- **Problem requirements**: Go through the records, and copy each line in which the string "Princess" is present.

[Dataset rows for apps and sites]

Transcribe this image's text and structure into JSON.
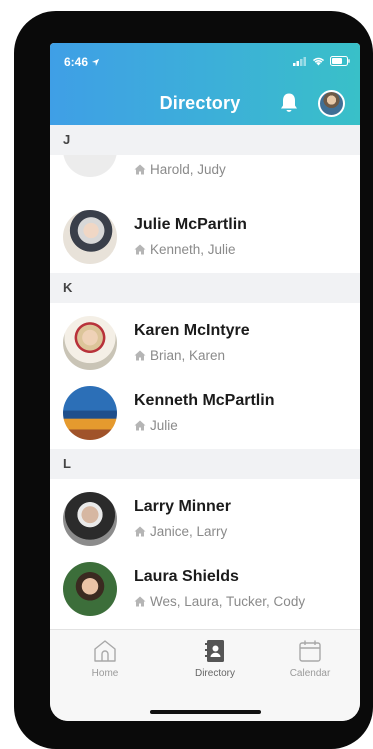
{
  "status": {
    "time": "6:46"
  },
  "header": {
    "title": "Directory"
  },
  "sections": [
    {
      "letter": "J",
      "partial_household": "Harold, Judy",
      "rows": [
        {
          "name": "Julie McPartlin",
          "household": "Kenneth, Julie"
        }
      ]
    },
    {
      "letter": "K",
      "rows": [
        {
          "name": "Karen McIntyre",
          "household": "Brian, Karen"
        },
        {
          "name": "Kenneth McPartlin",
          "household": "Julie"
        }
      ]
    },
    {
      "letter": "L",
      "rows": [
        {
          "name": "Larry Minner",
          "household": "Janice, Larry"
        },
        {
          "name": "Laura Shields",
          "household": "Wes, Laura, Tucker, Cody"
        }
      ]
    }
  ],
  "tabbar": {
    "home": "Home",
    "directory": "Directory",
    "calendar": "Calendar",
    "active": "directory"
  },
  "colors": {
    "header_start": "#3f9fe6",
    "header_end": "#39c0c8"
  },
  "icons": [
    "location-arrow-icon",
    "signal-icon",
    "wifi-icon",
    "battery-icon",
    "bell-icon",
    "house-icon",
    "home-tab-icon",
    "directory-tab-icon",
    "calendar-tab-icon"
  ]
}
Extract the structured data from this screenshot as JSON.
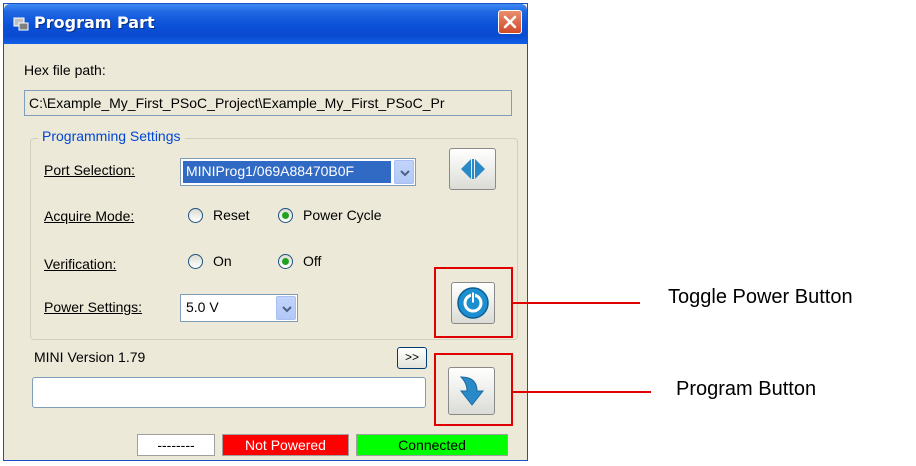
{
  "window": {
    "title": "Program Part",
    "icon": "program-part-app-icon",
    "close_icon": "close-icon"
  },
  "hex_file": {
    "label": "Hex file path:",
    "value": "C:\\Example_My_First_PSoC_Project\\Example_My_First_PSoC_Pr"
  },
  "programming_settings": {
    "title": "Programming Settings",
    "port_selection": {
      "label": "Port Selection:",
      "value": "MINIProg1/069A88470B0F"
    },
    "acquire_mode": {
      "label": "Acquire Mode:",
      "options": [
        "Reset",
        "Power Cycle"
      ],
      "selected": "Power Cycle"
    },
    "verification": {
      "label": "Verification:",
      "options": [
        "On",
        "Off"
      ],
      "selected": "Off"
    },
    "power_settings": {
      "label": "Power Settings:",
      "value": "5.0 V"
    }
  },
  "buttons": {
    "port_connect_icon": "port-connect-icon",
    "toggle_power_icon": "power-icon",
    "program_icon": "program-download-icon",
    "expand_label": ">>"
  },
  "version_text": "MINI Version 1.79",
  "progress_value": 0,
  "status_bar": {
    "field1": "--------",
    "power_status": "Not Powered",
    "connection_status": "Connected"
  },
  "callouts": {
    "toggle_power": "Toggle Power Button",
    "program": "Program Button"
  },
  "colors": {
    "highlight_red": "#e00000",
    "not_powered_bg": "#ff0000",
    "connected_bg": "#00ff00",
    "title_blue": "#0a50d8",
    "group_title": "#0046d5"
  }
}
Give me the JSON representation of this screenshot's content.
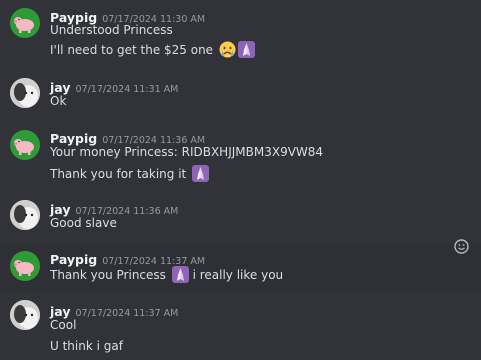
{
  "messages": [
    {
      "username": "Paypig",
      "timestamp": "07/17/2024 11:30 AM",
      "avatar_icon": "pig-avatar-icon",
      "lines": [
        {
          "text": "Understood Princess"
        },
        {
          "text": "I'll need to get the $25 one",
          "emojis": [
            "crying-face-icon",
            "praying-hands-icon"
          ]
        }
      ]
    },
    {
      "username": "jay",
      "timestamp": "07/17/2024 11:31 AM",
      "avatar_icon": "cat-avatar-icon",
      "lines": [
        {
          "text": "Ok"
        }
      ]
    },
    {
      "username": "Paypig",
      "timestamp": "07/17/2024 11:36 AM",
      "avatar_icon": "pig-avatar-icon",
      "lines": [
        {
          "text": "Your money Princess: RIDBXHJJMBM3X9VW84"
        },
        {
          "text": "Thank you for taking it",
          "emojis": [
            "praying-hands-icon"
          ]
        }
      ]
    },
    {
      "username": "jay",
      "timestamp": "07/17/2024 11:36 AM",
      "avatar_icon": "cat-avatar-icon",
      "lines": [
        {
          "text": "Good slave"
        }
      ]
    },
    {
      "username": "Paypig",
      "timestamp": "07/17/2024 11:37 AM",
      "avatar_icon": "pig-avatar-icon",
      "hovered": true,
      "lines": [
        {
          "text": "Thank you Princess",
          "emojis": [
            "praying-hands-icon"
          ],
          "text_after": "i really like you"
        }
      ]
    },
    {
      "username": "jay",
      "timestamp": "07/17/2024 11:37 AM",
      "avatar_icon": "cat-avatar-icon",
      "lines": [
        {
          "text": "Cool"
        },
        {
          "text": "U think i gaf"
        }
      ]
    }
  ],
  "reaction_button_icon": "add-reaction-icon",
  "colors": {
    "background": "#313338",
    "hover_background": "#2e3035",
    "username": "#f2f3f5",
    "timestamp": "#949ba4",
    "message_text": "#dbdee1",
    "pig_avatar_bg": "#2f9b37",
    "prayer_emoji_bg": "#8e63b8"
  }
}
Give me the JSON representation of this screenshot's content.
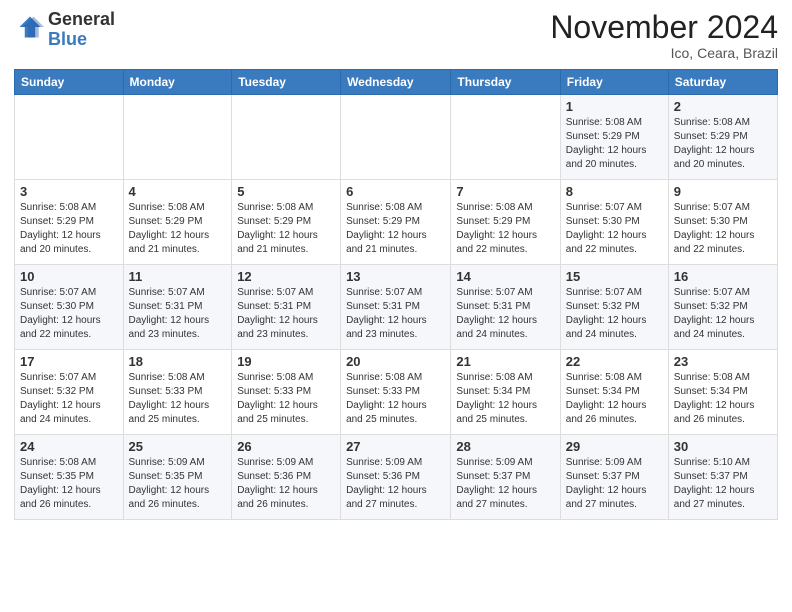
{
  "logo": {
    "general": "General",
    "blue": "Blue"
  },
  "header": {
    "month": "November 2024",
    "location": "Ico, Ceara, Brazil"
  },
  "weekdays": [
    "Sunday",
    "Monday",
    "Tuesday",
    "Wednesday",
    "Thursday",
    "Friday",
    "Saturday"
  ],
  "weeks": [
    [
      {
        "day": "",
        "info": ""
      },
      {
        "day": "",
        "info": ""
      },
      {
        "day": "",
        "info": ""
      },
      {
        "day": "",
        "info": ""
      },
      {
        "day": "",
        "info": ""
      },
      {
        "day": "1",
        "info": "Sunrise: 5:08 AM\nSunset: 5:29 PM\nDaylight: 12 hours\nand 20 minutes."
      },
      {
        "day": "2",
        "info": "Sunrise: 5:08 AM\nSunset: 5:29 PM\nDaylight: 12 hours\nand 20 minutes."
      }
    ],
    [
      {
        "day": "3",
        "info": "Sunrise: 5:08 AM\nSunset: 5:29 PM\nDaylight: 12 hours\nand 20 minutes."
      },
      {
        "day": "4",
        "info": "Sunrise: 5:08 AM\nSunset: 5:29 PM\nDaylight: 12 hours\nand 21 minutes."
      },
      {
        "day": "5",
        "info": "Sunrise: 5:08 AM\nSunset: 5:29 PM\nDaylight: 12 hours\nand 21 minutes."
      },
      {
        "day": "6",
        "info": "Sunrise: 5:08 AM\nSunset: 5:29 PM\nDaylight: 12 hours\nand 21 minutes."
      },
      {
        "day": "7",
        "info": "Sunrise: 5:08 AM\nSunset: 5:29 PM\nDaylight: 12 hours\nand 22 minutes."
      },
      {
        "day": "8",
        "info": "Sunrise: 5:07 AM\nSunset: 5:30 PM\nDaylight: 12 hours\nand 22 minutes."
      },
      {
        "day": "9",
        "info": "Sunrise: 5:07 AM\nSunset: 5:30 PM\nDaylight: 12 hours\nand 22 minutes."
      }
    ],
    [
      {
        "day": "10",
        "info": "Sunrise: 5:07 AM\nSunset: 5:30 PM\nDaylight: 12 hours\nand 22 minutes."
      },
      {
        "day": "11",
        "info": "Sunrise: 5:07 AM\nSunset: 5:31 PM\nDaylight: 12 hours\nand 23 minutes."
      },
      {
        "day": "12",
        "info": "Sunrise: 5:07 AM\nSunset: 5:31 PM\nDaylight: 12 hours\nand 23 minutes."
      },
      {
        "day": "13",
        "info": "Sunrise: 5:07 AM\nSunset: 5:31 PM\nDaylight: 12 hours\nand 23 minutes."
      },
      {
        "day": "14",
        "info": "Sunrise: 5:07 AM\nSunset: 5:31 PM\nDaylight: 12 hours\nand 24 minutes."
      },
      {
        "day": "15",
        "info": "Sunrise: 5:07 AM\nSunset: 5:32 PM\nDaylight: 12 hours\nand 24 minutes."
      },
      {
        "day": "16",
        "info": "Sunrise: 5:07 AM\nSunset: 5:32 PM\nDaylight: 12 hours\nand 24 minutes."
      }
    ],
    [
      {
        "day": "17",
        "info": "Sunrise: 5:07 AM\nSunset: 5:32 PM\nDaylight: 12 hours\nand 24 minutes."
      },
      {
        "day": "18",
        "info": "Sunrise: 5:08 AM\nSunset: 5:33 PM\nDaylight: 12 hours\nand 25 minutes."
      },
      {
        "day": "19",
        "info": "Sunrise: 5:08 AM\nSunset: 5:33 PM\nDaylight: 12 hours\nand 25 minutes."
      },
      {
        "day": "20",
        "info": "Sunrise: 5:08 AM\nSunset: 5:33 PM\nDaylight: 12 hours\nand 25 minutes."
      },
      {
        "day": "21",
        "info": "Sunrise: 5:08 AM\nSunset: 5:34 PM\nDaylight: 12 hours\nand 25 minutes."
      },
      {
        "day": "22",
        "info": "Sunrise: 5:08 AM\nSunset: 5:34 PM\nDaylight: 12 hours\nand 26 minutes."
      },
      {
        "day": "23",
        "info": "Sunrise: 5:08 AM\nSunset: 5:34 PM\nDaylight: 12 hours\nand 26 minutes."
      }
    ],
    [
      {
        "day": "24",
        "info": "Sunrise: 5:08 AM\nSunset: 5:35 PM\nDaylight: 12 hours\nand 26 minutes."
      },
      {
        "day": "25",
        "info": "Sunrise: 5:09 AM\nSunset: 5:35 PM\nDaylight: 12 hours\nand 26 minutes."
      },
      {
        "day": "26",
        "info": "Sunrise: 5:09 AM\nSunset: 5:36 PM\nDaylight: 12 hours\nand 26 minutes."
      },
      {
        "day": "27",
        "info": "Sunrise: 5:09 AM\nSunset: 5:36 PM\nDaylight: 12 hours\nand 27 minutes."
      },
      {
        "day": "28",
        "info": "Sunrise: 5:09 AM\nSunset: 5:37 PM\nDaylight: 12 hours\nand 27 minutes."
      },
      {
        "day": "29",
        "info": "Sunrise: 5:09 AM\nSunset: 5:37 PM\nDaylight: 12 hours\nand 27 minutes."
      },
      {
        "day": "30",
        "info": "Sunrise: 5:10 AM\nSunset: 5:37 PM\nDaylight: 12 hours\nand 27 minutes."
      }
    ]
  ]
}
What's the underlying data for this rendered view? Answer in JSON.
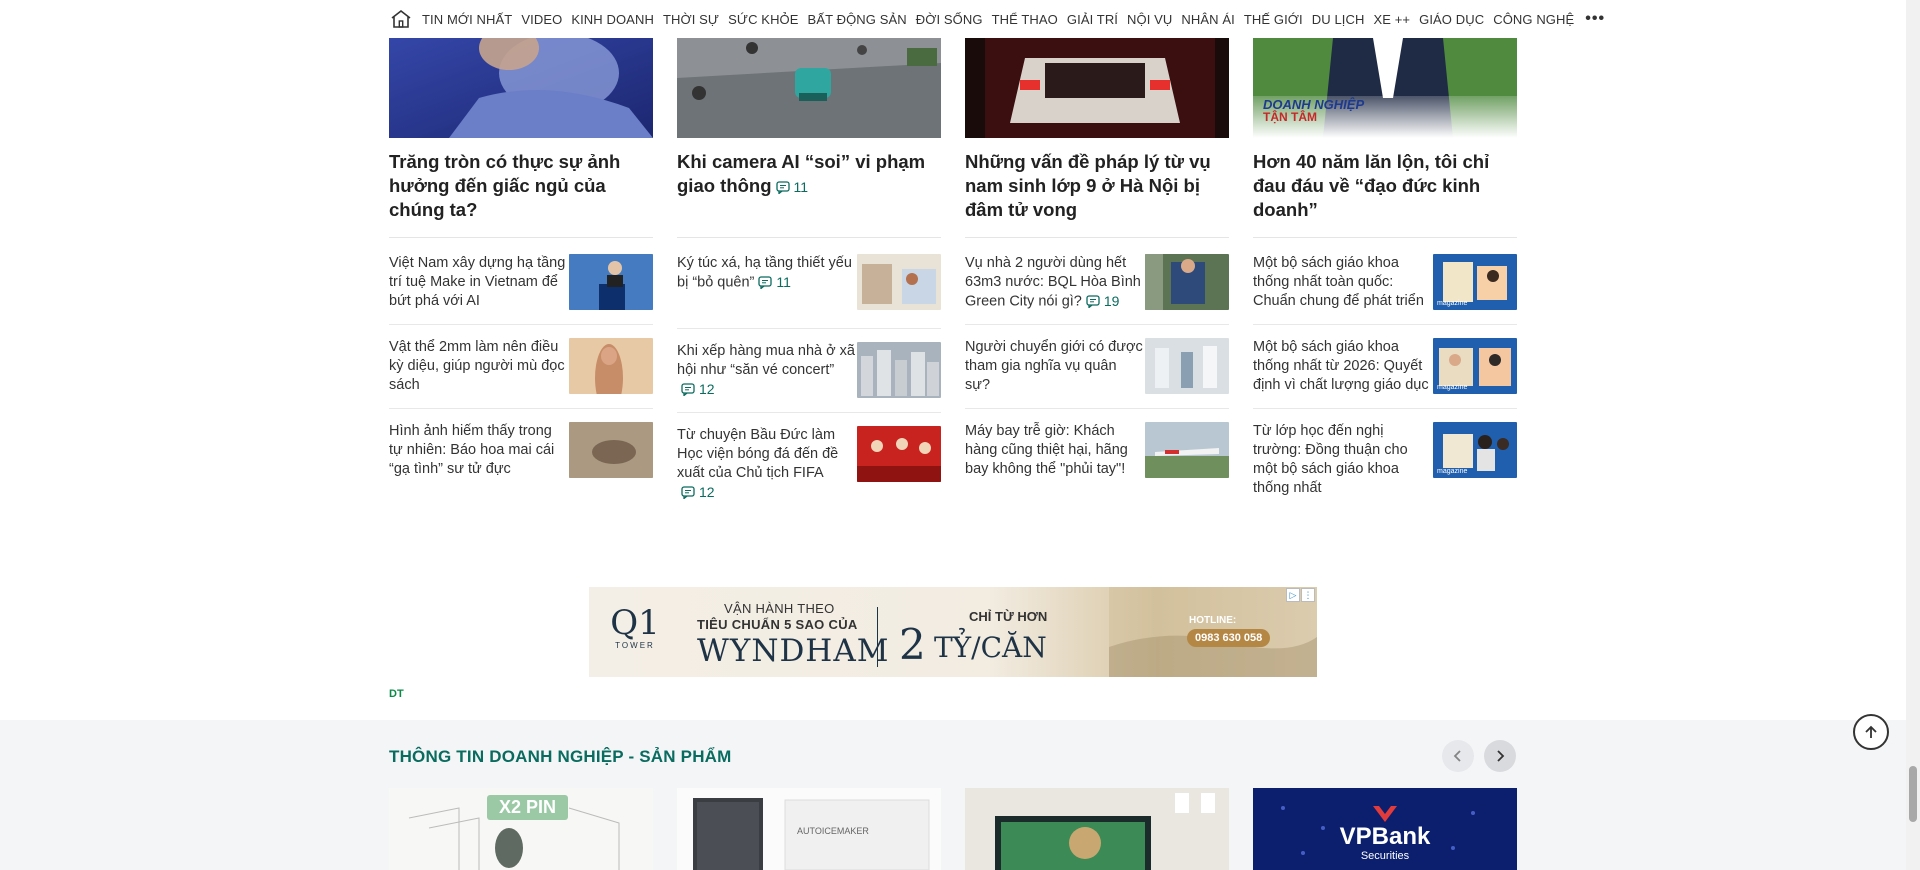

- **Worked solution**:
          "text": "Understood Princess"
          "text": "Your money Princess: RIDBXHJJMBM3X9VW84"
          "text": "Thank you Princess",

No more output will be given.